- Work instruction
Every entry below should appear in the answer exactly as written, apart from the pictures.

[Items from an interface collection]
□ □ □ □ □

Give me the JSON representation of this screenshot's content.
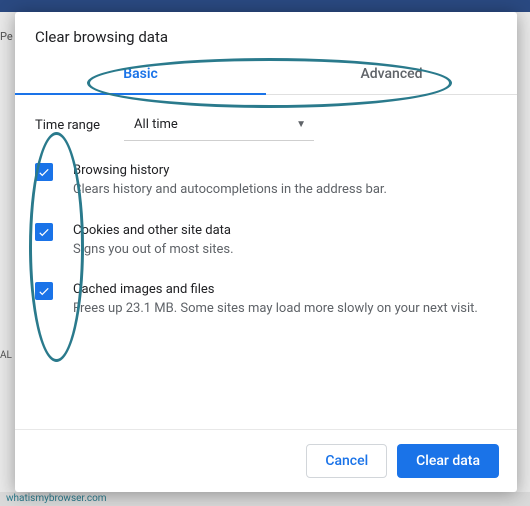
{
  "background": {
    "left_cut_text": "Pe",
    "left_cut_text2": "AL",
    "watermark": "whatismybrowser.com"
  },
  "dialog": {
    "title": "Clear browsing data",
    "tabs": {
      "basic": "Basic",
      "advanced": "Advanced"
    },
    "time_range": {
      "label": "Time range",
      "selected": "All time"
    },
    "options": [
      {
        "title": "Browsing history",
        "desc": "Clears history and autocompletions in the address bar.",
        "checked": true
      },
      {
        "title": "Cookies and other site data",
        "desc": "Signs you out of most sites.",
        "checked": true
      },
      {
        "title": "Cached images and files",
        "desc": "Frees up 23.1 MB. Some sites may load more slowly on your next visit.",
        "checked": true
      }
    ],
    "buttons": {
      "cancel": "Cancel",
      "clear": "Clear data"
    }
  },
  "annotation": {
    "color": "#2a7a8c"
  }
}
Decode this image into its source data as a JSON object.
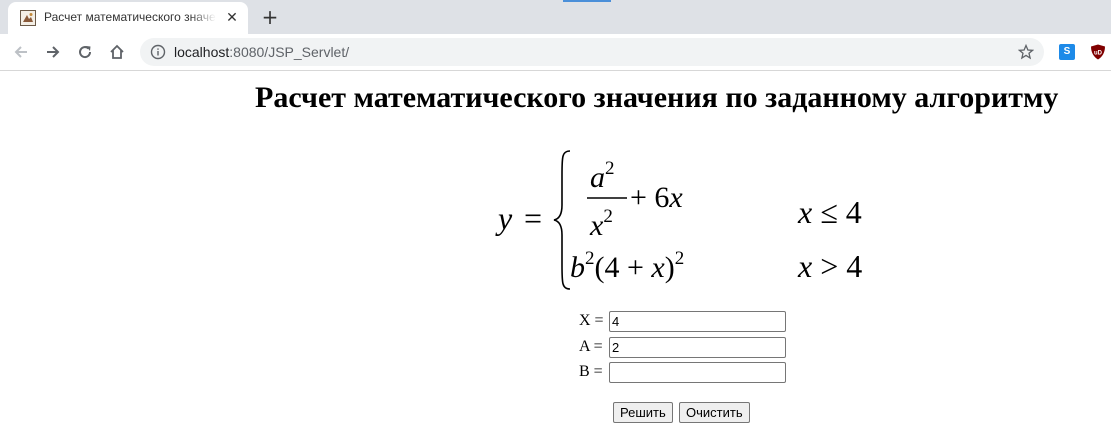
{
  "browser": {
    "tab_title": "Расчет математического значения по заданному алгоритму",
    "tab_close": "✕",
    "new_tab": "+",
    "url_host": "localhost",
    "url_rest": ":8080/JSP_Servlet/",
    "extensions": [
      {
        "name": "s-extension-icon",
        "label": "S",
        "color": "#1d8ae8"
      },
      {
        "name": "ublock-icon",
        "label": "uD",
        "color": "#800000"
      }
    ]
  },
  "page": {
    "heading": "Расчет математического значения по заданному алгоритму",
    "formula": {
      "lhs": "y =",
      "case1_expr": "a²/x² + 6x",
      "case1_cond": "x ≤ 4",
      "case2_expr": "b²(4 + x)²",
      "case2_cond": "x > 4"
    },
    "fields": [
      {
        "label": "X =",
        "value": "4"
      },
      {
        "label": "A =",
        "value": "2"
      },
      {
        "label": "B =",
        "value": ""
      }
    ],
    "buttons": {
      "solve": "Решить",
      "clear": "Очистить"
    }
  }
}
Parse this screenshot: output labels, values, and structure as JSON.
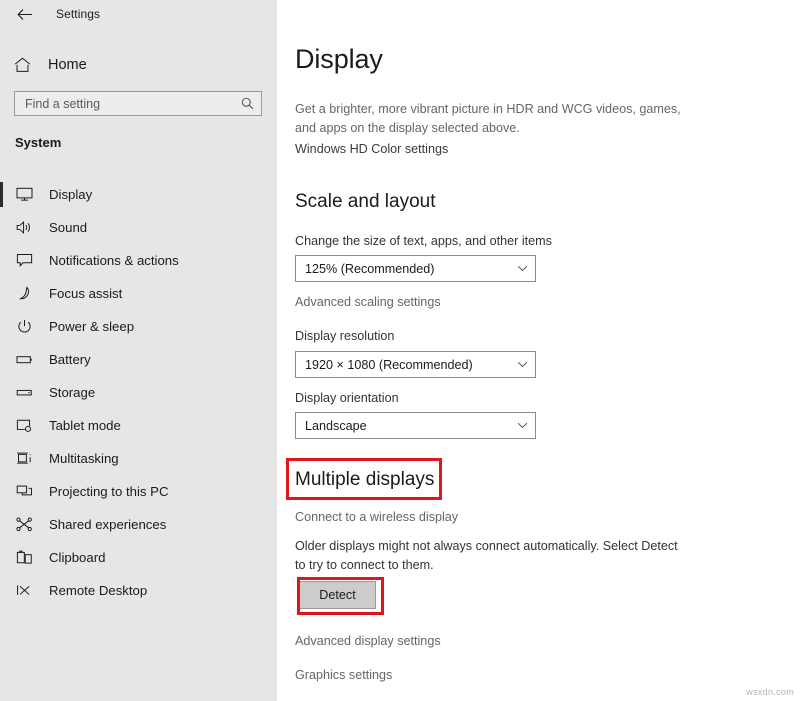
{
  "window": {
    "app_title": "Settings",
    "back_icon": "back-arrow-icon"
  },
  "sidebar": {
    "home": {
      "label": "Home",
      "icon": "home-icon"
    },
    "search": {
      "placeholder": "Find a setting",
      "value": "",
      "icon": "search-icon"
    },
    "group_header": "System",
    "items": [
      {
        "label": "Display",
        "icon": "monitor-icon",
        "selected": true
      },
      {
        "label": "Sound",
        "icon": "speaker-icon",
        "selected": false
      },
      {
        "label": "Notifications & actions",
        "icon": "notification-icon",
        "selected": false
      },
      {
        "label": "Focus assist",
        "icon": "moon-icon",
        "selected": false
      },
      {
        "label": "Power & sleep",
        "icon": "power-icon",
        "selected": false
      },
      {
        "label": "Battery",
        "icon": "battery-icon",
        "selected": false
      },
      {
        "label": "Storage",
        "icon": "storage-icon",
        "selected": false
      },
      {
        "label": "Tablet mode",
        "icon": "tablet-icon",
        "selected": false
      },
      {
        "label": "Multitasking",
        "icon": "multitasking-icon",
        "selected": false
      },
      {
        "label": "Projecting to this PC",
        "icon": "projecting-icon",
        "selected": false
      },
      {
        "label": "Shared experiences",
        "icon": "share-icon",
        "selected": false
      },
      {
        "label": "Clipboard",
        "icon": "clipboard-icon",
        "selected": false
      },
      {
        "label": "Remote Desktop",
        "icon": "remote-desktop-icon",
        "selected": false
      }
    ]
  },
  "main": {
    "page_title": "Display",
    "hdr_description": "Get a brighter, more vibrant picture in HDR and WCG videos, games, and apps on the display selected above.",
    "hdr_link": "Windows HD Color settings",
    "scale_section": {
      "title": "Scale and layout",
      "scale_label": "Change the size of text, apps, and other items",
      "scale_value": "125% (Recommended)",
      "advanced_scaling_link": "Advanced scaling settings",
      "resolution_label": "Display resolution",
      "resolution_value": "1920 × 1080 (Recommended)",
      "orientation_label": "Display orientation",
      "orientation_value": "Landscape"
    },
    "multiple_section": {
      "title": "Multiple displays",
      "wireless_link": "Connect to a wireless display",
      "detect_description": "Older displays might not always connect automatically. Select Detect to try to connect to them.",
      "detect_button": "Detect",
      "advanced_display_link": "Advanced display settings",
      "graphics_link": "Graphics settings"
    }
  },
  "annotations": {
    "color": "#e0161e",
    "highlighted": [
      "Multiple displays",
      "Detect"
    ]
  },
  "watermark": "wsxdn.com"
}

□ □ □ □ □

- Completed exercise
Give me the JSON representation of this screenshot's content.
{
  "background": {
    "left_cut_text": "Pe",
    "left_cut_text2": "AL",
    "watermark": "whatismybrowser.com"
  },
  "dialog": {
    "title": "Clear browsing data",
    "tabs": {
      "basic": "Basic",
      "advanced": "Advanced"
    },
    "time_range": {
      "label": "Time range",
      "selected": "All time"
    },
    "options": [
      {
        "title": "Browsing history",
        "desc": "Clears history and autocompletions in the address bar.",
        "checked": true
      },
      {
        "title": "Cookies and other site data",
        "desc": "Signs you out of most sites.",
        "checked": true
      },
      {
        "title": "Cached images and files",
        "desc": "Frees up 23.1 MB. Some sites may load more slowly on your next visit.",
        "checked": true
      }
    ],
    "buttons": {
      "cancel": "Cancel",
      "clear": "Clear data"
    }
  },
  "annotation": {
    "color": "#2a7a8c"
  }
}
Decode this image into its source data as a JSON object.
{
  "browser": {
    "tab_title": "Расчет математического значения по заданному алгоритму",
    "tab_close": "✕",
    "new_tab": "+",
    "url_host": "localhost",
    "url_rest": ":8080/JSP_Servlet/",
    "extensions": [
      {
        "name": "s-extension-icon",
        "label": "S",
        "color": "#1d8ae8"
      },
      {
        "name": "ublock-icon",
        "label": "uD",
        "color": "#800000"
      }
    ]
  },
  "page": {
    "heading": "Расчет математического значения по заданному алгоритму",
    "formula": {
      "lhs": "y =",
      "case1_expr": "a²/x² + 6x",
      "case1_cond": "x ≤ 4",
      "case2_expr": "b²(4 + x)²",
      "case2_cond": "x > 4"
    },
    "fields": [
      {
        "label": "X =",
        "value": "4"
      },
      {
        "label": "A =",
        "value": "2"
      },
      {
        "label": "B =",
        "value": ""
      }
    ],
    "buttons": {
      "solve": "Решить",
      "clear": "Очистить"
    }
  }
}
Parse this screenshot: output labels, values, and structure as JSON.
{
  "window": {
    "app_title": "Settings",
    "back_icon": "back-arrow-icon"
  },
  "sidebar": {
    "home": {
      "label": "Home",
      "icon": "home-icon"
    },
    "search": {
      "placeholder": "Find a setting",
      "value": "",
      "icon": "search-icon"
    },
    "group_header": "System",
    "items": [
      {
        "label": "Display",
        "icon": "monitor-icon",
        "selected": true
      },
      {
        "label": "Sound",
        "icon": "speaker-icon",
        "selected": false
      },
      {
        "label": "Notifications & actions",
        "icon": "notification-icon",
        "selected": false
      },
      {
        "label": "Focus assist",
        "icon": "moon-icon",
        "selected": false
      },
      {
        "label": "Power & sleep",
        "icon": "power-icon",
        "selected": false
      },
      {
        "label": "Battery",
        "icon": "battery-icon",
        "selected": false
      },
      {
        "label": "Storage",
        "icon": "storage-icon",
        "selected": false
      },
      {
        "label": "Tablet mode",
        "icon": "tablet-icon",
        "selected": false
      },
      {
        "label": "Multitasking",
        "icon": "multitasking-icon",
        "selected": false
      },
      {
        "label": "Projecting to this PC",
        "icon": "projecting-icon",
        "selected": false
      },
      {
        "label": "Shared experiences",
        "icon": "share-icon",
        "selected": false
      },
      {
        "label": "Clipboard",
        "icon": "clipboard-icon",
        "selected": false
      },
      {
        "label": "Remote Desktop",
        "icon": "remote-desktop-icon",
        "selected": false
      }
    ]
  },
  "main": {
    "page_title": "Display",
    "hdr_description": "Get a brighter, more vibrant picture in HDR and WCG videos, games, and apps on the display selected above.",
    "hdr_link": "Windows HD Color settings",
    "scale_section": {
      "title": "Scale and layout",
      "scale_label": "Change the size of text, apps, and other items",
      "scale_value": "125% (Recommended)",
      "advanced_scaling_link": "Advanced scaling settings",
      "resolution_label": "Display resolution",
      "resolution_value": "1920 × 1080 (Recommended)",
      "orientation_label": "Display orientation",
      "orientation_value": "Landscape"
    },
    "multiple_section": {
      "title": "Multiple displays",
      "wireless_link": "Connect to a wireless display",
      "detect_description": "Older displays might not always connect automatically. Select Detect to try to connect to them.",
      "detect_button": "Detect",
      "advanced_display_link": "Advanced display settings",
      "graphics_link": "Graphics settings"
    }
  },
  "annotations": {
    "color": "#e0161e",
    "highlighted": [
      "Multiple displays",
      "Detect"
    ]
  },
  "watermark": "wsxdn.com"
}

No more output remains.